Using the listing below, please gather every line containing the word "История".

> _SOURCE MATERIAL_:
# # # # #
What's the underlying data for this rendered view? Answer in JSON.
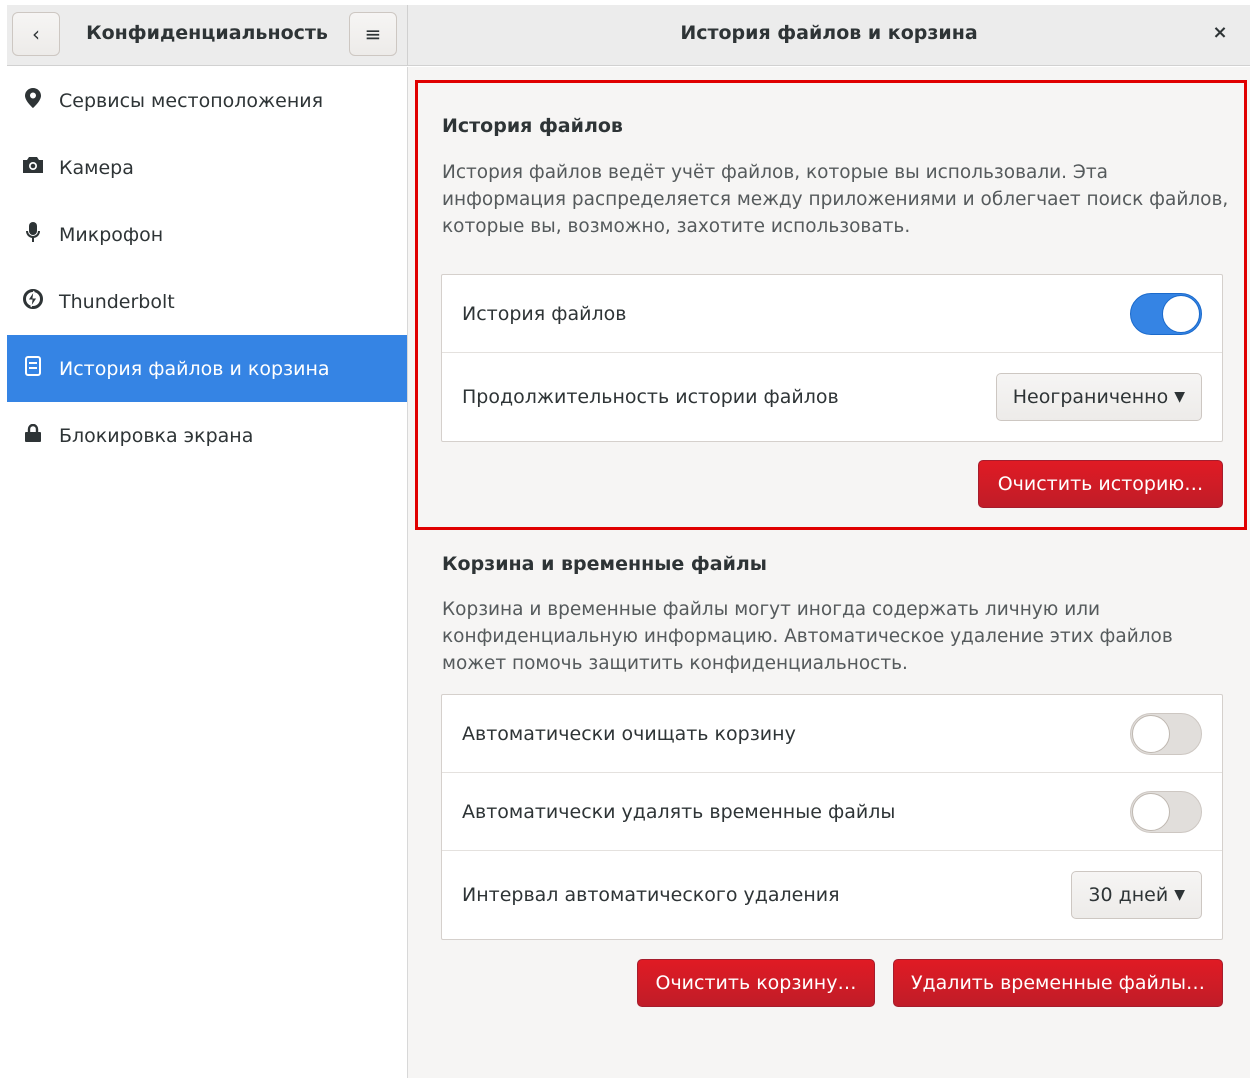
{
  "headerbar": {
    "left_title": "Конфиденциальность",
    "right_title": "История файлов и корзина",
    "back_icon": "‹",
    "menu_icon": "≡",
    "close_icon": "×"
  },
  "sidebar": {
    "items": [
      {
        "label": "Сервисы местоположения",
        "icon": "location-icon",
        "glyph": "⚲"
      },
      {
        "label": "Камера",
        "icon": "camera-icon",
        "glyph": "◙"
      },
      {
        "label": "Микрофон",
        "icon": "microphone-icon",
        "glyph": "⏺"
      },
      {
        "label": "Thunderbolt",
        "icon": "thunderbolt-icon",
        "glyph": "ϟ"
      },
      {
        "label": "История файлов и корзина",
        "icon": "file-history-icon",
        "glyph": "▤",
        "active": true
      },
      {
        "label": "Блокировка экрана",
        "icon": "lock-icon",
        "glyph": "▲"
      }
    ]
  },
  "file_history": {
    "title": "История файлов",
    "description": "История файлов ведёт учёт файлов, которые вы использовали. Эта информация распределяется между приложениями и облегчает поиск файлов, которые вы, возможно, захотите использовать.",
    "toggle_label": "История файлов",
    "toggle_on": true,
    "duration_label": "Продолжительность истории файлов",
    "duration_value": "Неограниченно",
    "clear_button": "Очистить историю…"
  },
  "trash": {
    "title": "Корзина и временные файлы",
    "description": "Корзина и временные файлы могут иногда содержать личную или конфиденциальную информацию. Автоматическое удаление этих файлов может помочь защитить конфиденциальность.",
    "auto_empty_label": "Автоматически очищать корзину",
    "auto_empty_on": false,
    "auto_delete_temp_label": "Автоматически удалять временные файлы",
    "auto_delete_temp_on": false,
    "interval_label": "Интервал автоматического удаления",
    "interval_value": "30 дней",
    "empty_trash_button": "Очистить корзину…",
    "delete_temp_button": "Удалить временные файлы…"
  },
  "colors": {
    "accent": "#3584e4",
    "destructive": "#e01b24",
    "highlight_frame": "#e00000"
  }
}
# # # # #
> _RESPONSE TO THIS EXERCISE_:
    "right_title": "История файлов и корзина",
        "label": "История файлов и корзина",
    "title": "История файлов",
    "description": "История файлов ведёт учёт файлов, которые вы использовали. Эта информация распределяется между приложениями и облегчает поиск файлов, которые вы, возможно, захотите использовать.",
    "toggle_label": "История файлов",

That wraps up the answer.